“In our business, diversity is not just on the outside, but it’s really about diversity of thought,” notes Prasad. “If we all think the same way, we’re not going to do well in a stock market, where we need to be prepared for low probability events and be willing to react.”
Diversity of thought is essential to preventing blindspots, cognitive dissonance and ‘thesis creep’, since her team’s success requires staying open-minded to ‘what ifs’ and the healthy friction of debate.
A candidate that questions a stock the firm holds, from a genuine and informed place, is an asset.
“Everybody is absolutely respectful, but you can’t be shy,” says Prasad. “We don’t hire wallflowers. We want people to express their opinions, because an exchange of ideas is critical to performance.”
“The financial services industry is behind in their ability to attract and retain and promote women,” states Prasad, though Jennison does better. “And it’s both a top-down problem and a bottom-up problem.”
While face-time is essential to building culture and relationship, she feels the post-pandemic disruption has revealed it’s possible to work more virtually.
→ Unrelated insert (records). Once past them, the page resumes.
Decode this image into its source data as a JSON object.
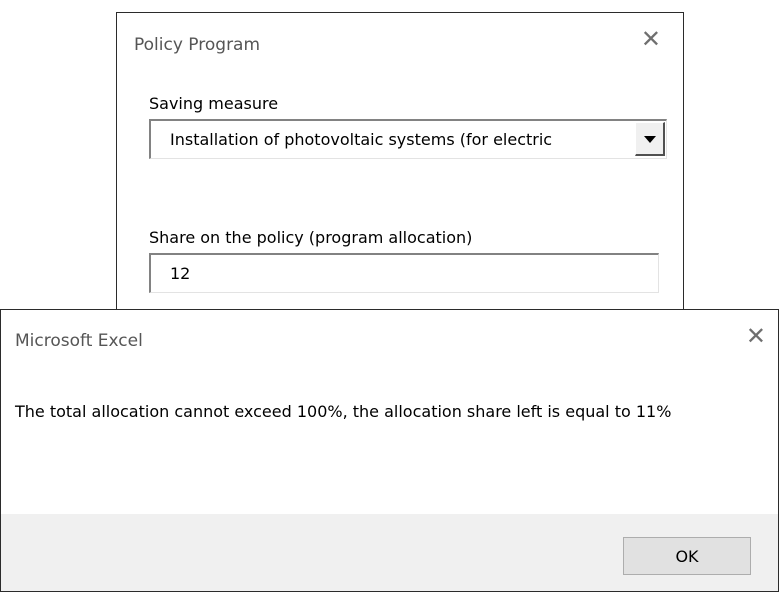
{
  "policy_window": {
    "title": "Policy Program",
    "close_glyph": "✕",
    "saving_measure_label": "Saving measure",
    "saving_measure_value": "Installation of photovoltaic systems (for electric",
    "share_label": "Share on the policy (program allocation)",
    "share_value": "12"
  },
  "message_box": {
    "title": "Microsoft Excel",
    "close_glyph": "✕",
    "message": "The total allocation cannot exceed 100%, the allocation share left is equal to 11%",
    "ok_label": "OK"
  },
  "icons": {
    "combo_arrow": "chevron-down-icon",
    "close": "close-icon"
  },
  "colors": {
    "title_text": "#555555",
    "footer_bg": "#f0f0f0",
    "button_bg": "#e1e1e1",
    "button_border": "#adadad"
  }
}
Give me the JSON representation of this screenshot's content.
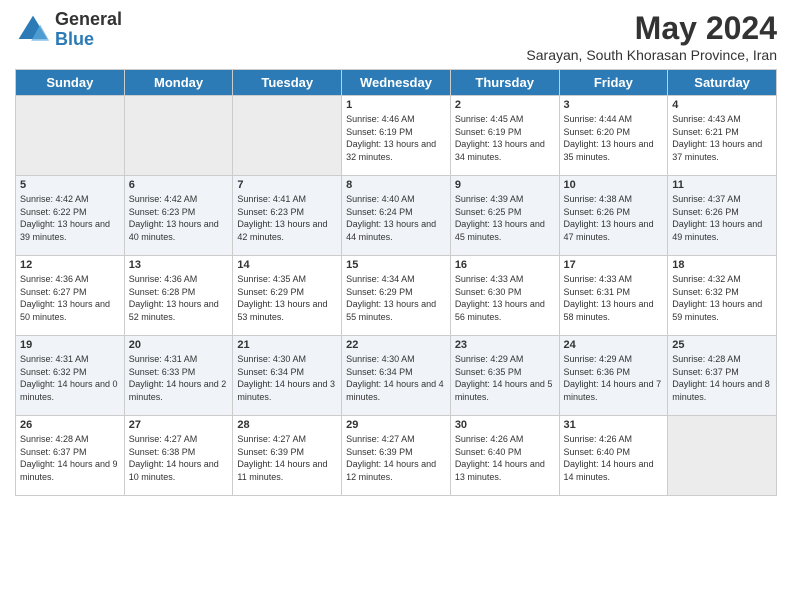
{
  "header": {
    "logo_general": "General",
    "logo_blue": "Blue",
    "month_year": "May 2024",
    "location": "Sarayan, South Khorasan Province, Iran"
  },
  "days_of_week": [
    "Sunday",
    "Monday",
    "Tuesday",
    "Wednesday",
    "Thursday",
    "Friday",
    "Saturday"
  ],
  "weeks": [
    [
      {
        "day": "",
        "empty": true
      },
      {
        "day": "",
        "empty": true
      },
      {
        "day": "",
        "empty": true
      },
      {
        "day": "1",
        "sunrise": "4:46 AM",
        "sunset": "6:19 PM",
        "daylight": "13 hours and 32 minutes."
      },
      {
        "day": "2",
        "sunrise": "4:45 AM",
        "sunset": "6:19 PM",
        "daylight": "13 hours and 34 minutes."
      },
      {
        "day": "3",
        "sunrise": "4:44 AM",
        "sunset": "6:20 PM",
        "daylight": "13 hours and 35 minutes."
      },
      {
        "day": "4",
        "sunrise": "4:43 AM",
        "sunset": "6:21 PM",
        "daylight": "13 hours and 37 minutes."
      }
    ],
    [
      {
        "day": "5",
        "sunrise": "4:42 AM",
        "sunset": "6:22 PM",
        "daylight": "13 hours and 39 minutes."
      },
      {
        "day": "6",
        "sunrise": "4:42 AM",
        "sunset": "6:23 PM",
        "daylight": "13 hours and 40 minutes."
      },
      {
        "day": "7",
        "sunrise": "4:41 AM",
        "sunset": "6:23 PM",
        "daylight": "13 hours and 42 minutes."
      },
      {
        "day": "8",
        "sunrise": "4:40 AM",
        "sunset": "6:24 PM",
        "daylight": "13 hours and 44 minutes."
      },
      {
        "day": "9",
        "sunrise": "4:39 AM",
        "sunset": "6:25 PM",
        "daylight": "13 hours and 45 minutes."
      },
      {
        "day": "10",
        "sunrise": "4:38 AM",
        "sunset": "6:26 PM",
        "daylight": "13 hours and 47 minutes."
      },
      {
        "day": "11",
        "sunrise": "4:37 AM",
        "sunset": "6:26 PM",
        "daylight": "13 hours and 49 minutes."
      }
    ],
    [
      {
        "day": "12",
        "sunrise": "4:36 AM",
        "sunset": "6:27 PM",
        "daylight": "13 hours and 50 minutes."
      },
      {
        "day": "13",
        "sunrise": "4:36 AM",
        "sunset": "6:28 PM",
        "daylight": "13 hours and 52 minutes."
      },
      {
        "day": "14",
        "sunrise": "4:35 AM",
        "sunset": "6:29 PM",
        "daylight": "13 hours and 53 minutes."
      },
      {
        "day": "15",
        "sunrise": "4:34 AM",
        "sunset": "6:29 PM",
        "daylight": "13 hours and 55 minutes."
      },
      {
        "day": "16",
        "sunrise": "4:33 AM",
        "sunset": "6:30 PM",
        "daylight": "13 hours and 56 minutes."
      },
      {
        "day": "17",
        "sunrise": "4:33 AM",
        "sunset": "6:31 PM",
        "daylight": "13 hours and 58 minutes."
      },
      {
        "day": "18",
        "sunrise": "4:32 AM",
        "sunset": "6:32 PM",
        "daylight": "13 hours and 59 minutes."
      }
    ],
    [
      {
        "day": "19",
        "sunrise": "4:31 AM",
        "sunset": "6:32 PM",
        "daylight": "14 hours and 0 minutes."
      },
      {
        "day": "20",
        "sunrise": "4:31 AM",
        "sunset": "6:33 PM",
        "daylight": "14 hours and 2 minutes."
      },
      {
        "day": "21",
        "sunrise": "4:30 AM",
        "sunset": "6:34 PM",
        "daylight": "14 hours and 3 minutes."
      },
      {
        "day": "22",
        "sunrise": "4:30 AM",
        "sunset": "6:34 PM",
        "daylight": "14 hours and 4 minutes."
      },
      {
        "day": "23",
        "sunrise": "4:29 AM",
        "sunset": "6:35 PM",
        "daylight": "14 hours and 5 minutes."
      },
      {
        "day": "24",
        "sunrise": "4:29 AM",
        "sunset": "6:36 PM",
        "daylight": "14 hours and 7 minutes."
      },
      {
        "day": "25",
        "sunrise": "4:28 AM",
        "sunset": "6:37 PM",
        "daylight": "14 hours and 8 minutes."
      }
    ],
    [
      {
        "day": "26",
        "sunrise": "4:28 AM",
        "sunset": "6:37 PM",
        "daylight": "14 hours and 9 minutes."
      },
      {
        "day": "27",
        "sunrise": "4:27 AM",
        "sunset": "6:38 PM",
        "daylight": "14 hours and 10 minutes."
      },
      {
        "day": "28",
        "sunrise": "4:27 AM",
        "sunset": "6:39 PM",
        "daylight": "14 hours and 11 minutes."
      },
      {
        "day": "29",
        "sunrise": "4:27 AM",
        "sunset": "6:39 PM",
        "daylight": "14 hours and 12 minutes."
      },
      {
        "day": "30",
        "sunrise": "4:26 AM",
        "sunset": "6:40 PM",
        "daylight": "14 hours and 13 minutes."
      },
      {
        "day": "31",
        "sunrise": "4:26 AM",
        "sunset": "6:40 PM",
        "daylight": "14 hours and 14 minutes."
      },
      {
        "day": "",
        "empty": true
      }
    ]
  ]
}
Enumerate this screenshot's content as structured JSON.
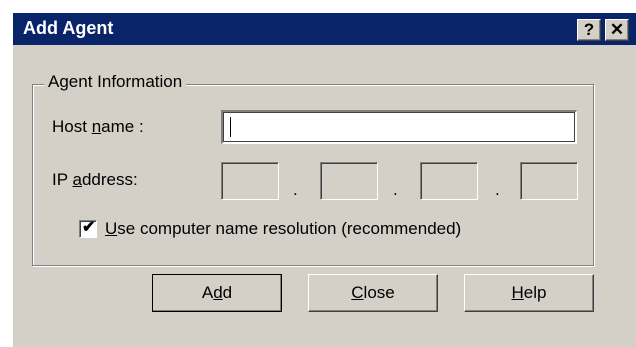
{
  "window": {
    "title": "Add Agent",
    "help_button": "?",
    "close_button": "✕"
  },
  "group": {
    "legend": "Agent Information"
  },
  "host": {
    "label_pre": "Host ",
    "label_mnemonic": "n",
    "label_post": "ame :",
    "value": ""
  },
  "ip": {
    "label_pre": "IP ",
    "label_mnemonic": "a",
    "label_post": "ddress:",
    "octets": [
      "",
      "",
      "",
      ""
    ],
    "separator": "."
  },
  "resolution": {
    "checked": true,
    "check_glyph": "✔",
    "label_mnemonic": "U",
    "label_post": "se computer name resolution  (recommended)"
  },
  "buttons": {
    "add": {
      "pre": "A",
      "mnemonic": "d",
      "post": "d"
    },
    "close": {
      "pre": "",
      "mnemonic": "C",
      "post": "lose"
    },
    "help": {
      "pre": "",
      "mnemonic": "H",
      "post": "elp"
    }
  },
  "colors": {
    "titlebar": "#0a246a",
    "dialog_face": "#d4d0c8"
  }
}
This could help to attract women and diversity of thought.
Prasad encourages women to sit visibly at the table, not the periphery, and express their opinions. If there’s one thing she wishes she’d known earlier, it is to not be afraid to ask “dumb questions”. Be communicative and ask questions, especially when you shift between roles or jobs.
“I’m asking dumb questions all the time,” she says. “Chances are there’s somebody else sitting at the table that also doesn’t understand.”
She encourages women to take a page from men’s confidence book, and when opportunity presents, take the leap before you think you are ready – knowing you will figure it out, and it’s okay also to fail sometimes.
“I’ve long come to realize that I have to be comfortable with being uncomfortable,” she states. “I’ve had imposter syndrome throughout my entire career. I’ve had to use that discomfort to get smarter, to get better, and to drive towards better performance. It doesn’t stop.”
Prasad begins her days with yoga before logging on, and recommends to take the time to do whatever helps clear your mind and support your well-being, as often as possible. She is finding working at home is also allowing her to feel more present at work.
“I think very often in life you can’t be really good at your job if you feel as though you’re not giving 100% to your personal life, because that really is the core of who you are. My children, my family, are so important to me,” she says. ”The fact that I can be here for my family allows me to give just as much energy to my job.”
Prasad has learned the value of bringing her authentic self, including her emotions and extroversion, that complements some of her colleagues, to her work.
“In my early career, I was stoic. I felt like it’s all about the job,” she recalls. “Over time, I came to realize it’s okay to care. It’s okay to share. I am going to be emotional about this job and it’s okay. Because the best part of a job really is the people and the relationships you develop.”
“I love my team so much that I think it’s okay for me to show that I’m a woman, that I’ve got family obligations, that I laugh or I cry, or show what bothers me.” She exhales. “Chances are someone else might be going through something similar, and if you can share, they feel like they can. That’s where the team dynamic really comes through. Those small personal interactions go a long way.”
By Aimee Hansen